October 18, 2004

Washington, DC ( — A leading abortion advocacy group has analyzed the judicial selections President Bush made during his first term and found that virtually all of them are pro-life.

According to staff members at NARAL, only two of the more than 200 people Bush has nominated to federal judicial positions show any hint of supporting legal abortion.

Many of the 35 judges Bush has appointed to federal appeals courts have clear pro-life views, been involved with pro-life organizations or even vocally advocated overturning the Roe v. Wade Supreme Court case that legalized abortion.

"Of course Bush has a litmus test. He’s just not playing straight with the American people," said David Seldin, a spokesman for NARAL, told Newsday. "The proof is in the pudding."

The research shows the huge divide between Bush, who has promised to appoint judges who will more strictly interpret the Constitution, with Democratic presidential nominee John Kerry, who says he will not appoint any judges who oppose the Roe decision.

Kerry’s votes on previous Supreme Court nominees also show his view on the judicial system as it relates to abortion.

Kerry strongly opposed the 1986 elevation of Justice William Rehnquist to the Chief Justice position. Rehnquist was one of the two original dissenters in the Roe case. He also voted against confirmation of failed nominee Robert Bork and against Clarence Thomas, another current pro-life justice.

In 1973, the Supreme Court handed down the Roe v. Wade decision legalizing abortion by a 7-2 vote. The current court backs abortion by a 6-3 margin.

The next president could appoint as many as four new Supreme Court justices and elevate one of the high court’s members to the Chief Justice position.

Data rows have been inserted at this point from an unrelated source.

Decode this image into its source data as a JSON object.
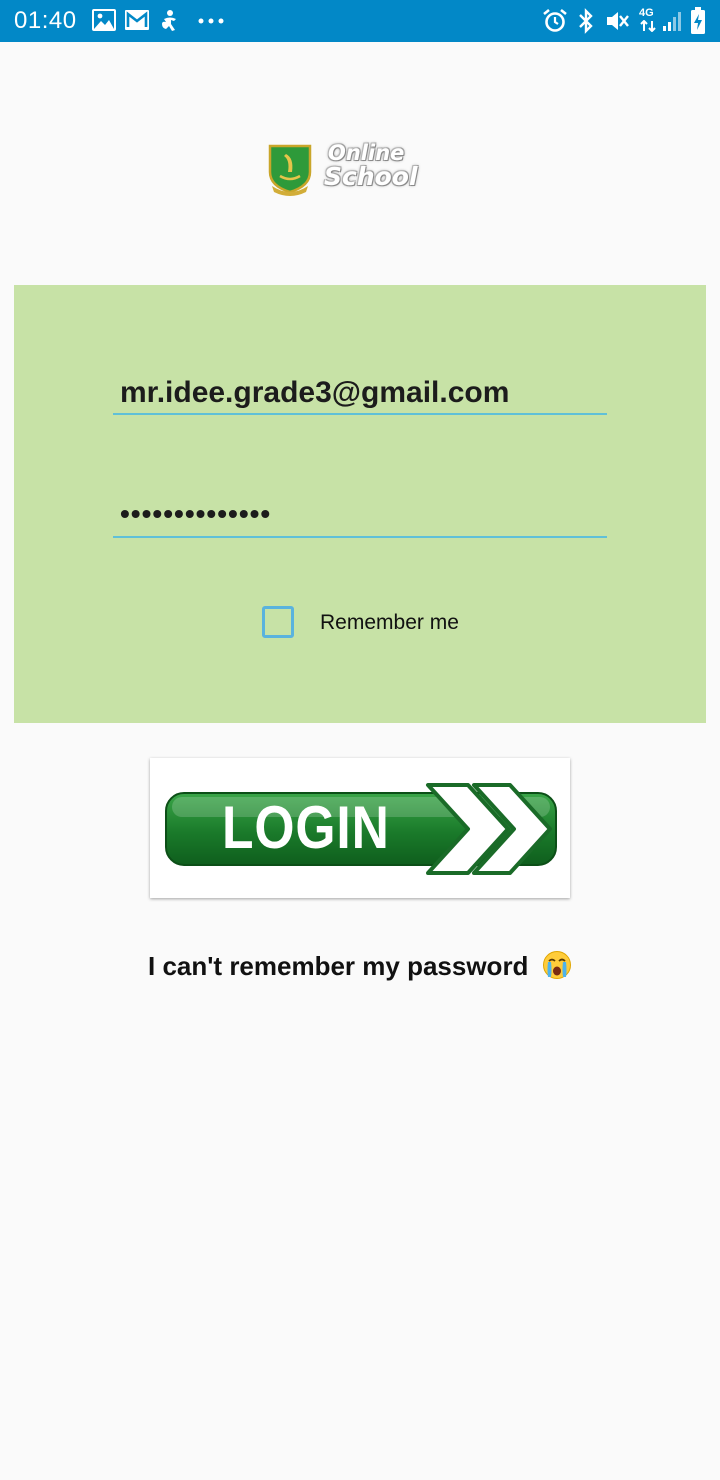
{
  "status_bar": {
    "time": "01:40",
    "network_label": "4G",
    "left_icons": [
      "image-icon",
      "gmail-icon",
      "accessibility-icon",
      "more-dots-icon"
    ],
    "right_icons": [
      "alarm-icon",
      "bluetooth-icon",
      "mute-icon",
      "network-4g-icon",
      "signal-icon",
      "battery-charging-icon"
    ],
    "color": "#0288c7"
  },
  "logo": {
    "line1": "Online",
    "line2": "School"
  },
  "login_form": {
    "email_value": "mr.idee.grade3@gmail.com",
    "password_value": "••••••••••••••",
    "remember_label": "Remember me",
    "remember_checked": false,
    "panel_color": "#c7e2a6",
    "underline_color": "#5fc0d8"
  },
  "login_button": {
    "label": "LOGIN",
    "color": "#1a7a2a"
  },
  "forgot_password": {
    "text": "I can't remember my password",
    "emoji": "crying-face-icon"
  }
}
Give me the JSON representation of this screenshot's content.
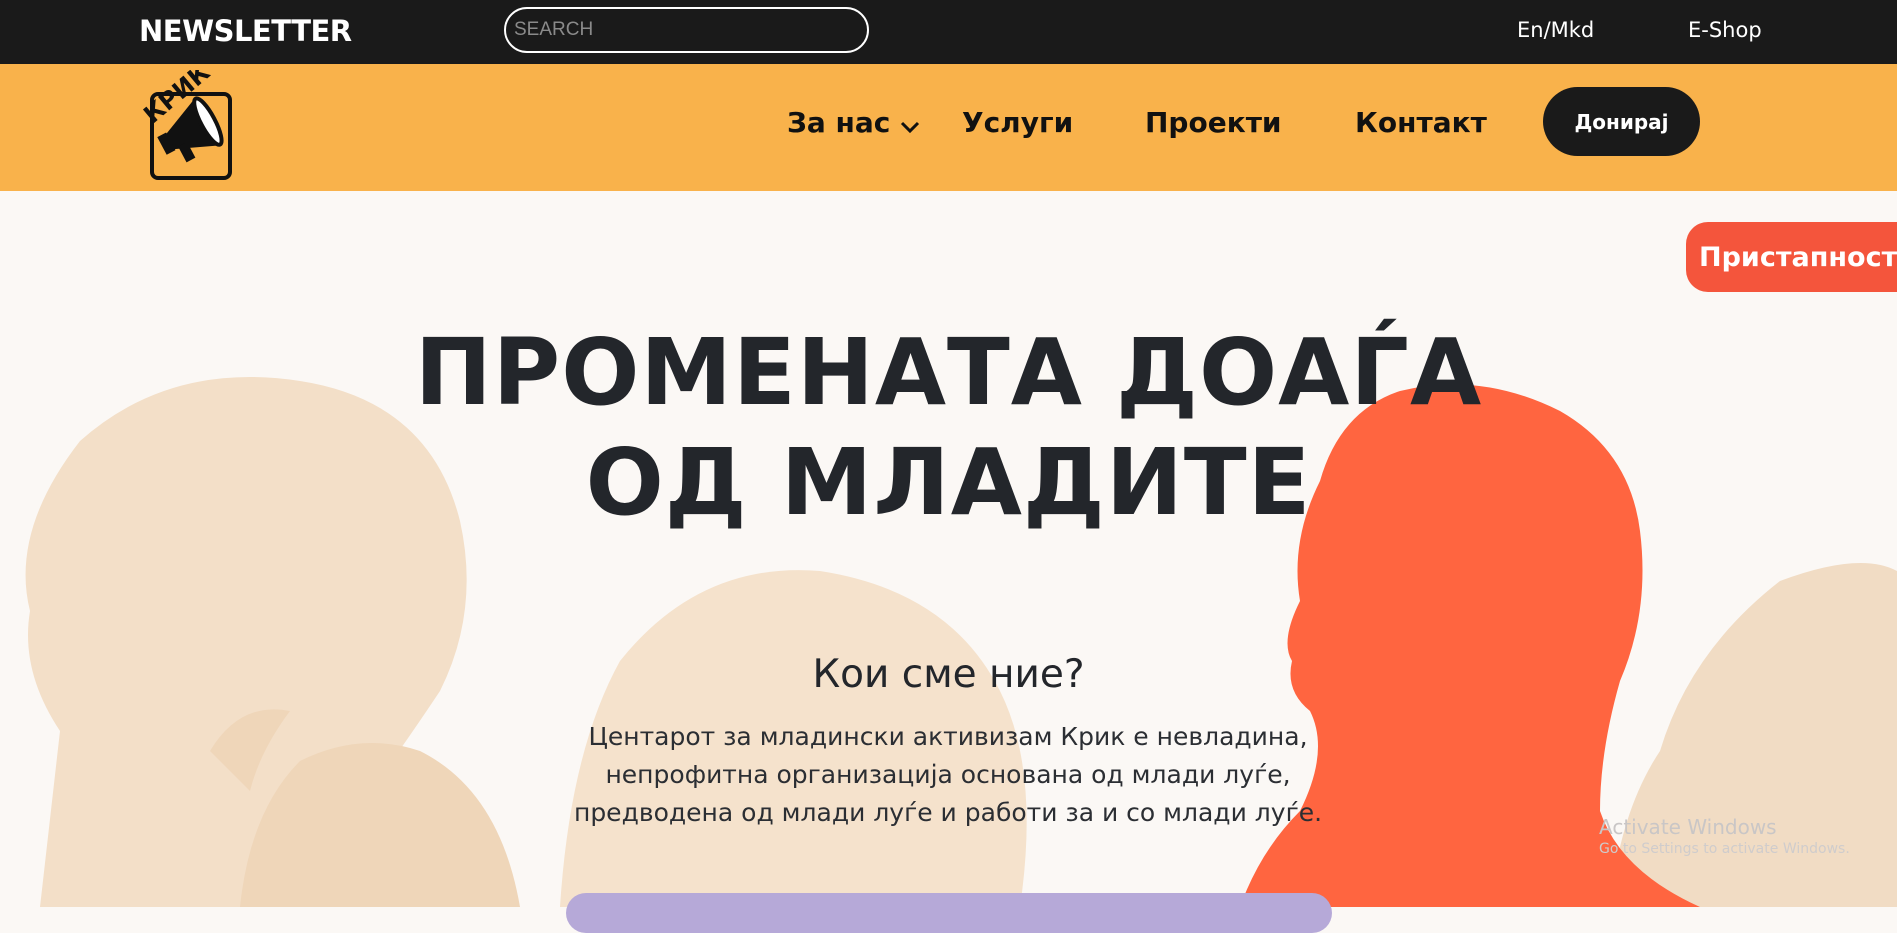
{
  "topbar": {
    "newsletter": "NEWSLETTER",
    "search_placeholder": "SEARCH",
    "language": "En/Mkd",
    "eshop": "E-Shop"
  },
  "logo": {
    "text": "КРИК"
  },
  "nav": {
    "items": [
      {
        "label": "За нас",
        "has_dropdown": true
      },
      {
        "label": "Услуги"
      },
      {
        "label": "Проекти"
      },
      {
        "label": "Контакт"
      }
    ],
    "donate": "Донирај"
  },
  "accessibility_label": "Пристапност",
  "hero": {
    "headline_line1": "ПРОМЕНАТА ДОАЃА",
    "headline_line2": "ОД МЛАДИТЕ",
    "subheading": "Кои сме ние?",
    "description_line1": "Центарот за младински активизам Крик е невладина,",
    "description_line2": "непрофитна организација основана од млади луѓе,",
    "description_line3": "предводена од млади луѓе и работи за и со млади луѓе."
  },
  "windows_watermark": {
    "title": "Activate Windows",
    "subtitle": "Go to Settings to activate Windows."
  },
  "colors": {
    "topbar": "#1a1a1a",
    "navbar": "#f9b24b",
    "accent_red": "#f4553c",
    "hero_bg": "#fbf8f5",
    "silhouette_light": "#f3dfc8",
    "silhouette_orange": "#ff6540",
    "purple_card": "#b6a9d8"
  }
}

Associate Judges Sandra Day O’Connor, John Paul Stevens and Ruth Bader Ginsburg, who back abortion, and pro-life Chief Justice William Rehnquist are all considered likely retirees over the next few years.

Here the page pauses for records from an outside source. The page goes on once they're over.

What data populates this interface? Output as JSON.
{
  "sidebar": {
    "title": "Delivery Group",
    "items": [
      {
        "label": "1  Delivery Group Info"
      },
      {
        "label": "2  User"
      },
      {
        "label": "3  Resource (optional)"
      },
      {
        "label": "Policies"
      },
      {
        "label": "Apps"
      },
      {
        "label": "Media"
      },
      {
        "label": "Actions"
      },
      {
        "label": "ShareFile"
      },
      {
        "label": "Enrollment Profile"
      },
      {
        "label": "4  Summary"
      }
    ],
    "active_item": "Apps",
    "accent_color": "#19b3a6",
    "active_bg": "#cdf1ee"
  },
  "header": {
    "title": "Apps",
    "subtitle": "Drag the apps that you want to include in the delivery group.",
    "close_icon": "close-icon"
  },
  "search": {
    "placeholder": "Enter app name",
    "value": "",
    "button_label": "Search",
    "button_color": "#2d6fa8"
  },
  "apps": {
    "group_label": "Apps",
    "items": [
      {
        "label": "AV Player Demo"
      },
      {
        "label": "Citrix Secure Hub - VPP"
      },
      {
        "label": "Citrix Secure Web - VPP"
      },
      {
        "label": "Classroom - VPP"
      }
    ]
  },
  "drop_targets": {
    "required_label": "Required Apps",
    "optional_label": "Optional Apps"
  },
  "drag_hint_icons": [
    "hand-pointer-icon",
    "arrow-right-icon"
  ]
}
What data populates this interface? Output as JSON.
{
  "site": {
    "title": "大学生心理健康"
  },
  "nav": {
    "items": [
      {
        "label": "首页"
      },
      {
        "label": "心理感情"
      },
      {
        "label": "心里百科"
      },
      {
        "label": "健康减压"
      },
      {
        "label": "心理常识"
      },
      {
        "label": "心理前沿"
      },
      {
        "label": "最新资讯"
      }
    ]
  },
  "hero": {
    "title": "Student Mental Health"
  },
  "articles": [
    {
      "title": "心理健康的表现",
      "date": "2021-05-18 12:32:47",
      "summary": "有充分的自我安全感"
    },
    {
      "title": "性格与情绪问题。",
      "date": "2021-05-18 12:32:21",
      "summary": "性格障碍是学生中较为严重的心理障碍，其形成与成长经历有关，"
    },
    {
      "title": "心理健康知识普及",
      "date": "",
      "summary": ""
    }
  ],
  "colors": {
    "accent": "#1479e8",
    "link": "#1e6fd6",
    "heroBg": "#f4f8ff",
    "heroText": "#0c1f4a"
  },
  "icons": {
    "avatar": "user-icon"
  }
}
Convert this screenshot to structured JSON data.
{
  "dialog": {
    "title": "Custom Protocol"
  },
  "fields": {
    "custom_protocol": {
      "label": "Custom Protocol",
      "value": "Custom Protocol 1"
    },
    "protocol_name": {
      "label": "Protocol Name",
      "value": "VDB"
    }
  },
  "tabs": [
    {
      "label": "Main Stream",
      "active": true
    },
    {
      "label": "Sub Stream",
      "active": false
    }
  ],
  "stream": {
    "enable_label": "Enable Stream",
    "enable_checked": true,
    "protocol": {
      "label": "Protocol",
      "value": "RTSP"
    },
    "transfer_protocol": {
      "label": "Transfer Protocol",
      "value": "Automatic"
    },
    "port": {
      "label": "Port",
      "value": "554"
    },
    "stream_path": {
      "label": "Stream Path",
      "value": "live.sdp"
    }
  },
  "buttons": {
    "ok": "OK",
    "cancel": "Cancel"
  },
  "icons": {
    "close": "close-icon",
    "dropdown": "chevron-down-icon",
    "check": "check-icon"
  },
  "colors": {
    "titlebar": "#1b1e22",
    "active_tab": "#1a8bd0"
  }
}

Pro-abortion activists are keying in on the issue of the Supreme Court in an attempt to rally voters.

On Monday, Actress Christine Lahti, who won an Emmy for the long-running television drama "Chicago Hope," highlighted the difference on judges at a Michigan rally. She blasted Bush’s record and said women would lose the "right" to abortion if he is re-elected.

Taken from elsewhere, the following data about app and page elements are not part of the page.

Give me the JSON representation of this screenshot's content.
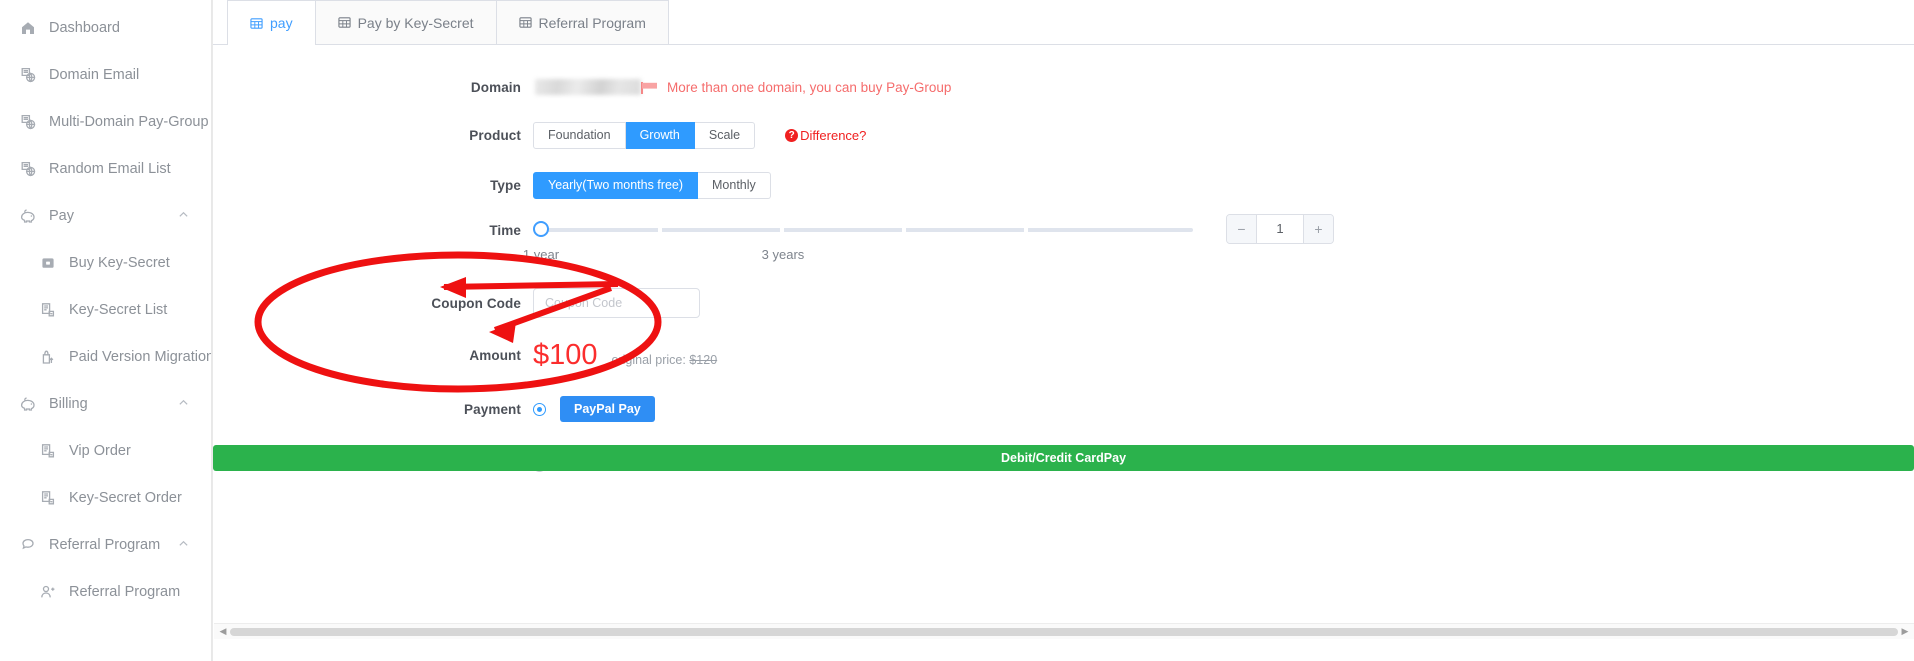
{
  "sidebar": {
    "items": [
      {
        "label": "Dashboard",
        "icon": "home-icon",
        "level": 0,
        "expandable": false
      },
      {
        "label": "Domain Email",
        "icon": "domain-email-icon",
        "level": 0,
        "expandable": false
      },
      {
        "label": "Multi-Domain Pay-Group",
        "icon": "pay-group-icon",
        "level": 0,
        "expandable": false
      },
      {
        "label": "Random Email List",
        "icon": "random-email-icon",
        "level": 0,
        "expandable": false
      },
      {
        "label": "Pay",
        "icon": "pay-icon",
        "level": 0,
        "expandable": true,
        "expanded": true
      },
      {
        "label": "Buy Key-Secret",
        "icon": "buy-key-secret-icon",
        "level": 1,
        "expandable": false
      },
      {
        "label": "Key-Secret List",
        "icon": "key-secret-list-icon",
        "level": 1,
        "expandable": false
      },
      {
        "label": "Paid Version Migration",
        "icon": "paid-migration-icon",
        "level": 1,
        "expandable": false
      },
      {
        "label": "Billing",
        "icon": "billing-icon",
        "level": 0,
        "expandable": true,
        "expanded": true
      },
      {
        "label": "Vip Order",
        "icon": "vip-order-icon",
        "level": 1,
        "expandable": false
      },
      {
        "label": "Key-Secret Order",
        "icon": "key-secret-order-icon",
        "level": 1,
        "expandable": false
      },
      {
        "label": "Referral Program",
        "icon": "referral-icon",
        "level": 0,
        "expandable": true,
        "expanded": true
      },
      {
        "label": "Referral Program",
        "icon": "referral-sub-icon",
        "level": 1,
        "expandable": false
      }
    ]
  },
  "tabs": [
    {
      "label": "pay",
      "icon": "table-icon",
      "active": true
    },
    {
      "label": "Pay by Key-Secret",
      "icon": "table-icon",
      "active": false
    },
    {
      "label": "Referral Program",
      "icon": "table-icon",
      "active": false
    }
  ],
  "form": {
    "domain": {
      "label": "Domain",
      "value": "",
      "hint": "More than one domain, you can buy Pay-Group"
    },
    "product": {
      "label": "Product",
      "options": [
        "Foundation",
        "Growth",
        "Scale"
      ],
      "selected": "Growth",
      "difference_link": "Difference?"
    },
    "type": {
      "label": "Type",
      "options": [
        "Yearly(Two months free)",
        "Monthly"
      ],
      "selected": "Yearly(Two months free)"
    },
    "time": {
      "label": "Time",
      "marks": [
        "1 year",
        "3 years"
      ],
      "value": 1,
      "quantity": "1",
      "minus_label": "−",
      "plus_label": "+"
    },
    "coupon": {
      "label": "Coupon Code",
      "value": "",
      "placeholder": "Coupon Code"
    },
    "amount": {
      "label": "Amount",
      "price": "$100",
      "original_label": "original price:",
      "original_price": "$120"
    },
    "payment": {
      "label": "Payment",
      "options": [
        {
          "label": "PayPal Pay",
          "selected": true,
          "color": "#2f8ef4"
        },
        {
          "label": "Debit/Credit CardPay",
          "selected": false,
          "color": "#2bb24c"
        }
      ]
    }
  },
  "scrollbar": {
    "left_arrow": "◀",
    "right_arrow": "▶"
  },
  "colors": {
    "accent": "#409EFF",
    "primary_button": "#2f9bff",
    "paypal": "#2f8ef4",
    "card_pay": "#2bb24c",
    "price_red": "#fb2d2d",
    "hint_red": "#f56c6c",
    "annotation_red": "#ee1111"
  }
}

"If (Bush) is re-elected, he will appoint a (Justice) Clarence Thomas clone and reverse Roe versus Wade," Lahti said.